**WORK TO BE COMPLETED**
The whole listing needs retyping exactly; keep the pictures out of it.
^^^^^^^^
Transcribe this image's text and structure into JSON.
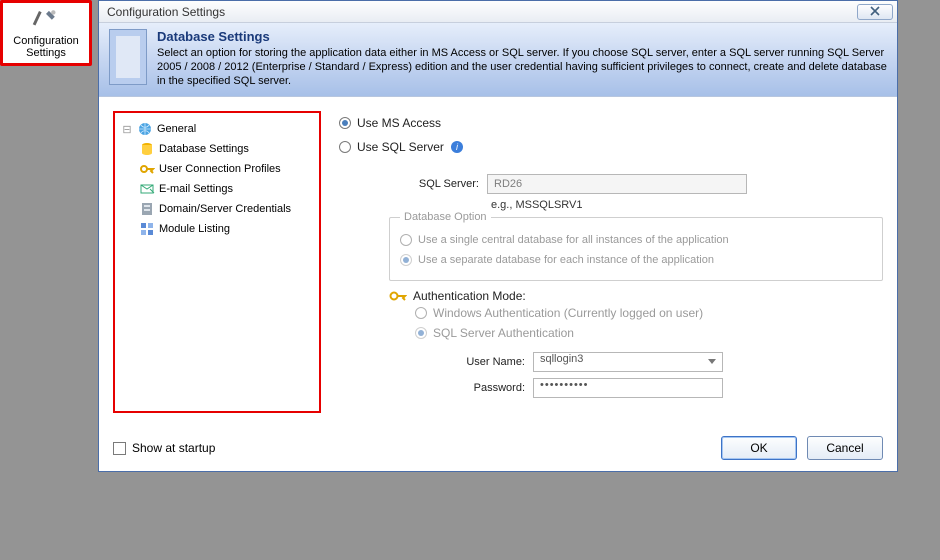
{
  "launcher": {
    "label1": "Configuration",
    "label2": "Settings"
  },
  "dialog": {
    "title": "Configuration Settings",
    "header_title": "Database Settings",
    "header_desc": "Select an option for storing the application data either in MS Access or SQL server. If you choose SQL server, enter a SQL server running SQL Server 2005 / 2008 / 2012 (Enterprise / Standard / Express) edition and the user credential having sufficient privileges to connect, create and delete database in the specified SQL server."
  },
  "tree": {
    "root": "General",
    "items": [
      "Database Settings",
      "User Connection Profiles",
      "E-mail Settings",
      "Domain/Server Credentials",
      "Module Listing"
    ]
  },
  "form": {
    "use_access": "Use MS Access",
    "use_sql": "Use SQL Server",
    "sql_label": "SQL Server:",
    "sql_value": "RD26",
    "sql_hint": "e.g., MSSQLSRV1",
    "dbopt_title": "Database Option",
    "dbopt1": "Use a single central database for all instances of the application",
    "dbopt2": "Use a separate database for each instance of the application",
    "auth_label": "Authentication Mode:",
    "auth_win": "Windows Authentication (Currently logged on user)",
    "auth_sql": "SQL Server Authentication",
    "user_label": "User Name:",
    "user_value": "sqllogin3",
    "pass_label": "Password:",
    "pass_value": "••••••••••"
  },
  "footer": {
    "show": "Show at startup",
    "ok": "OK",
    "cancel": "Cancel"
  }
}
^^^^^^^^
**SOLUTION TO THIS TASK**
Transcribe this image's text and structure into JSON.
{
  "launcher": {
    "label1": "Configuration",
    "label2": "Settings"
  },
  "dialog": {
    "title": "Configuration Settings",
    "header_title": "Database Settings",
    "header_desc": "Select an option for storing the application data either in MS Access or SQL server. If you choose SQL server, enter a SQL server running SQL Server 2005 / 2008 / 2012 (Enterprise / Standard / Express) edition and the user credential having sufficient privileges to connect, create and delete database in the specified SQL server."
  },
  "tree": {
    "root": "General",
    "items": [
      "Database Settings",
      "User Connection Profiles",
      "E-mail Settings",
      "Domain/Server Credentials",
      "Module Listing"
    ]
  },
  "form": {
    "use_access": "Use MS Access",
    "use_sql": "Use SQL Server",
    "sql_label": "SQL Server:",
    "sql_value": "RD26",
    "sql_hint": "e.g., MSSQLSRV1",
    "dbopt_title": "Database Option",
    "dbopt1": "Use a single central database for all instances of the application",
    "dbopt2": "Use a separate database for each instance of the application",
    "auth_label": "Authentication Mode:",
    "auth_win": "Windows Authentication (Currently logged on user)",
    "auth_sql": "SQL Server Authentication",
    "user_label": "User Name:",
    "user_value": "sqllogin3",
    "pass_label": "Password:",
    "pass_value": "••••••••••"
  },
  "footer": {
    "show": "Show at startup",
    "ok": "OK",
    "cancel": "Cancel"
  }
}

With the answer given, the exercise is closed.